Yum CEO David Gibbs Foregoes Salary Amid COVID-19 Pandemic
Yum CEO David Gibbs joins other CEOs and business leaders in foregoing a salary as businesses around the world struggle to combat the dire effects of the COVID-19 pandemic.
Yum, the parent company of Taco Bell, Pizza Hut, KFC and recently Habit Restaurants, announced the move in a SEC filing that noted, “Gibbs has voluntarily elected to forgo all salary compensation for the balance of 2020.” Gibbs was set to be compensated $900,000 before performance bonuses, according to SEC documments.
Gibbs has been with the company since 1989, starting as a real estate manager at Taco Bell. He moved up the ladder with stints in development at KFC, real estate at Pizza Hut and becoming CFO of Pizza Hut in 2006. Most recently, he went from CFO of Yum International to president of the international arm and then to CEO of Pizza Hut in 2014. He then moved up the executive team at Yum, starting as president and CFO, adding COO to his title and officiall taking over as CEO in January of this year.
According to the SEC filing, the $900,000 that would have been his 2020 compensation will help fund two COVID-19 relief efforts for employees. First, the company will send one-time $1,000 bonuses to the company’s nearly 1,200 general managers at Taco Bell, Habit Burger, Pizza Hut and KFC. The second response is what’s been dubbed the Yum Brands Foundation Global Employee Medical Relief Fund. The fund will provide grants to employees directly impacted by COVID-19, including those who test positive for the disease or are caring for anyone with a confirmed diagnosis. It will also provide grants for front-line workers and employees facing food insecurity. The company announced it would grow that fund further with donations.
Gibbs said the company would continue to look for ways to help stressed employees as it operates through the pandemic.
“Working together, we can limit the spread of COVID-19 while offering convenient, affordable food in a low contact environment,” said Gibbs in a statement. “But our employees—like millions of others—are worried and our franchisees are under stress. We need to support them so they can be there for our customers. As the situation changes rapidly, KFC, Pizza Hut, Taco Bell and The Habit Burger Grill will keep finding ways to help.”
Gibbs joins a growing number of CEOs and business leaders in foregoing their salary during the crisis.
Hilton CEO Arne Sorenson gave up his salary for 2020 as sales fell 75 percent in most markets.
Daniel DeLeon, president and CEO of the full-service diner concept Grumpy's forfeited two months of his salary to fund an employee relief fund as well.

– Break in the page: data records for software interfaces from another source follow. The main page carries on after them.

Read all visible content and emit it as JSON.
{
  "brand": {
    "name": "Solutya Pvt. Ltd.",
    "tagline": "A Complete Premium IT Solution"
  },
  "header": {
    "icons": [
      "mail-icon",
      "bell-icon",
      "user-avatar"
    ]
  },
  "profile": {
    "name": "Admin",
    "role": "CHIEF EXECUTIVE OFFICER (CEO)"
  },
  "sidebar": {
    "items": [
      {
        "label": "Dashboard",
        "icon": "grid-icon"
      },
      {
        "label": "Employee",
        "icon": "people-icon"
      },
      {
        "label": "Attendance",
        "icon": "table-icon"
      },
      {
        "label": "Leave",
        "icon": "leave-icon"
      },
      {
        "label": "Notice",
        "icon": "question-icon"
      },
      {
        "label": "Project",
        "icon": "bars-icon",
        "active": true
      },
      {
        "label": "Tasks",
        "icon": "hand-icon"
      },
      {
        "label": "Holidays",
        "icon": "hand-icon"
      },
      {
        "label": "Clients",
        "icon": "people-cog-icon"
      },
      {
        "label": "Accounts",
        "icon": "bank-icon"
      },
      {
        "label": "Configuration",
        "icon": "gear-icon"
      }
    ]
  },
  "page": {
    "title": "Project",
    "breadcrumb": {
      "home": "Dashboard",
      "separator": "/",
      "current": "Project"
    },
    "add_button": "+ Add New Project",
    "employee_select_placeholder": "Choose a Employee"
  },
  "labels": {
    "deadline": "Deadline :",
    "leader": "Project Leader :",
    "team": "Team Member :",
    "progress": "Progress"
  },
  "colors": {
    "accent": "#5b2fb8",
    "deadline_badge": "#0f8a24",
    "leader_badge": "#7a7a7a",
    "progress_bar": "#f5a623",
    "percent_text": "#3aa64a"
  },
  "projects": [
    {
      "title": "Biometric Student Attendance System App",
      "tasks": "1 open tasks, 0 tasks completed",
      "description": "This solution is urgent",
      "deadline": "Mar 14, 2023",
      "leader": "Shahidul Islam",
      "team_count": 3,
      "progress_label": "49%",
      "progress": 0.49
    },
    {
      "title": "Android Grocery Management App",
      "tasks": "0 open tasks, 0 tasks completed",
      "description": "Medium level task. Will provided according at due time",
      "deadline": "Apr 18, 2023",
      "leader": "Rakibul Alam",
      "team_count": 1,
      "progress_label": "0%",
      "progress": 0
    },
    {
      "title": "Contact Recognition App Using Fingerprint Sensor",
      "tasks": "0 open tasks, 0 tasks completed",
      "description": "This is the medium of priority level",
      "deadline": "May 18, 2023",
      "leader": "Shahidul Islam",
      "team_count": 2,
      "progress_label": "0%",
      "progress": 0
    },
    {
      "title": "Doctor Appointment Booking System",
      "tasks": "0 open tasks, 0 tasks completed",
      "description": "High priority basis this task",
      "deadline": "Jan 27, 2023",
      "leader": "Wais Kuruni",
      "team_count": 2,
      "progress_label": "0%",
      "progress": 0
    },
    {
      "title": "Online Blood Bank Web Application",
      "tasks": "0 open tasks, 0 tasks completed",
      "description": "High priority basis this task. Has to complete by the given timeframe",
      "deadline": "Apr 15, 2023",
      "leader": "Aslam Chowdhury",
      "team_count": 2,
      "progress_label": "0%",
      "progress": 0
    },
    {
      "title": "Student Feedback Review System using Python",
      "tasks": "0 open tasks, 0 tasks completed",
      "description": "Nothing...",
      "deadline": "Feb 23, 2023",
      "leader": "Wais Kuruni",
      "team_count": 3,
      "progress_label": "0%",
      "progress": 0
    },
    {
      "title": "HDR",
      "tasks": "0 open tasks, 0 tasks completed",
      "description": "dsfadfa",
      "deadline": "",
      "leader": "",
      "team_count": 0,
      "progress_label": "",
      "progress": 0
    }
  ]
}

Outside the franchise industry, Darden Restaurants CEO Gene Lee gave up his salary, and David Overton, CEO of Cheesecake Factory, is taking a 20 percent pay cut. CEOs at Ford, General Motors, Boeing, Lyft, Dick’s Sporting Goods, AMC and Disney are all foregoing their 2020 salary or taking vastly reduced pay.